2-year-old female: This was a tightly contested race. My Miss Aurelia was 4-for-4, capped off by a $6.20 win as the favorite in the BC Juvenile Fillies and has an overall ROI of $6.03, not bad considering she was never more than 3-1. Stephanie’s Kitten had a $21.60 score in the Grade 1 Alcibiades at Keeneland and $14.20 in the BC Juvenile Fillies Turf and with a $4.20 maiden score, she had an ROI of $8 from five starts, but that was just edged out by On Fire Baby’s $8.20 ROI from four starts, highlighted by a $20.20 win in the Grade 2 Pocahontas at Churchill.

3-year-old male: As most of you will recall, we had Animal Kingdom win the Kentucky Derby at 20-1, Shackleford win the Preakness at 12-1, and Ruler On Ice win the Belmont at 24-1, but it took two big payoffs to take the honors in this division this year. Archarcharch fit the bill as he returned $31 in the Grade 3 Southwest at Oaklawn and then topped that with a $52.40 score in the Grade 1 Arkansas Derby. With five starts, Archarcharch’s ROI was $16.68.

Female sprinter: This division was similar. Shotgun Gulch won at 11-1, Sassy Image at 16-1, and Musical Romance at 20-1, but it was Holiday for Kitten who had two big scores to put her over the top. She won the ungraded Giant’s Causeway at Keeneland at $25.60 and capped her campaign with a $39.60 hit in the Grade 2 Thoroughbred Club of America, also at Keeneland. Her overall ROI was $9.38 from eight starts.

Male sprinter: This was a tight race, just like a sprint should be. Sean Avery won the Grade 1 Alfred G. Vanderbilt at Saratoga at 17-1 along with three chalky wins for an overall $10.53 ROI from five starts. However, he was just nipped at the wire by Force Freeze, who won the ungraded Teddy Drone at Monmouth at $36.20 and ended up with an ROI of $11.67 from three starts.

Older female: Havre de Grace and Blind Luck did their best to make this a chalky division, but Miss Match had a win at $9.20 in an allowance race at Golden Gate in January and followed that up in March with a $92.40 win in the Grade 1 Santa Margarita.
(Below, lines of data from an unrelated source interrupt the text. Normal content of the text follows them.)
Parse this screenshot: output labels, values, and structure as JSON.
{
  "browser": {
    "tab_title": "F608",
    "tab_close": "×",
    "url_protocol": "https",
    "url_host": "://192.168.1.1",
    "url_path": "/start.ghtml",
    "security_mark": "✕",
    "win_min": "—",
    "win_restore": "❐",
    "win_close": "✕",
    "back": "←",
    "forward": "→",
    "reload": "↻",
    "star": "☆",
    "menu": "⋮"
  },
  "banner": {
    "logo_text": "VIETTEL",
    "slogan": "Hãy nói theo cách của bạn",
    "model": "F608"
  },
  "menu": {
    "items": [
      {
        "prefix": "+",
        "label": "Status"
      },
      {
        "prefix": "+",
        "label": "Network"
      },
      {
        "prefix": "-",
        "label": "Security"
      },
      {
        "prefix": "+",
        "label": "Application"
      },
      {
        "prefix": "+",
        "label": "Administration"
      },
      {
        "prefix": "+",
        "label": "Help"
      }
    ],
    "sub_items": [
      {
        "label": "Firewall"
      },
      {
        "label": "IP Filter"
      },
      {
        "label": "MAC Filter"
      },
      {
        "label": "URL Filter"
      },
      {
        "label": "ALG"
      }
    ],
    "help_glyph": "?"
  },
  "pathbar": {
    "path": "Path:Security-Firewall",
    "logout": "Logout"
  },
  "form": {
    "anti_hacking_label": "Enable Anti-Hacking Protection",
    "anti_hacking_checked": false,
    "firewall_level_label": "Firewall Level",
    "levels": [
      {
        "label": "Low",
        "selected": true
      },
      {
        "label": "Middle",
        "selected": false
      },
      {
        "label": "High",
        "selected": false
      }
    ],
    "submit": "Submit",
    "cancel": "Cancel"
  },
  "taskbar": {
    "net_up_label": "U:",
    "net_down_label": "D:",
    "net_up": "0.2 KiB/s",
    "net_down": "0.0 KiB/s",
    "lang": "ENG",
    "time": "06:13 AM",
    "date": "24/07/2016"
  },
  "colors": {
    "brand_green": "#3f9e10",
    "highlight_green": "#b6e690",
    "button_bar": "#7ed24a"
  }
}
She didn’t win the rest of the year, but her ROI of $12.70 from eight starts was still enough to win the division.

Older male: Drosselmeyer upset the BC Classic at $31.60, but with just one more win ($6.90 in a minor stakes at Belmont) his ROI was just $5.50 and was blown away by Pool Play’s $75.20 victory in the Grade 1 Stephen Foster at Churchill. It was Pool Play’s only win in four starts but still gave him an ROI of $18.80.

Turf female: Perfect Shirl won the BC Filly and Mare Turf at 27-1 but that was her only win of the year and only increased her ROI to $8.23 from seven races. Sarah Lynx raced in Germany, France, and Japan during 2011, but made one stop in North America for the Grade 1 Canadian International at Woodbine and beat the boys to the tune of $46.90. We have a rule that you can’t win the ROI Horse of the Year off just one race, but those who cashed on her could hardly care.

Turf male: Ultimate Edge had scores of $70.40 in the Grade 2 Oak Tree Derby, $31.40 in the Grade 1 Hollywood Derby, and two more double-digit payoffs for an impressive ROI of $18.40 from seven starts. In some years, that would have put him in contention for the ROI Horse of the Year, but he didn’t even win this division as Court Vision won the BC Turf, paying $131.60, so even though he was winless in his previous four starts, his ROI was still a robust $26.33. But even that wasn’t enough to win the ROY Horse of the Year as we will see in a minute.

3-year-old female and ROI Horse of the Year: No other 3-year-old female had an ROI of $5 or more, but it wouldn’t have made a difference anyway as Lilacs and Lace blew away the competition with her $99.40 score in the Grade 1 Ashland at Keeneland. She also had a $6.80 win in the California Oaks at Golden Gate for total payoffs of $106.20 from four starts for an ROI of $26.55 to edge out Court Vision for ROI Horse of the Year.

That’s it for this year’s honors. Have a good night, and be sure to tip your waitress.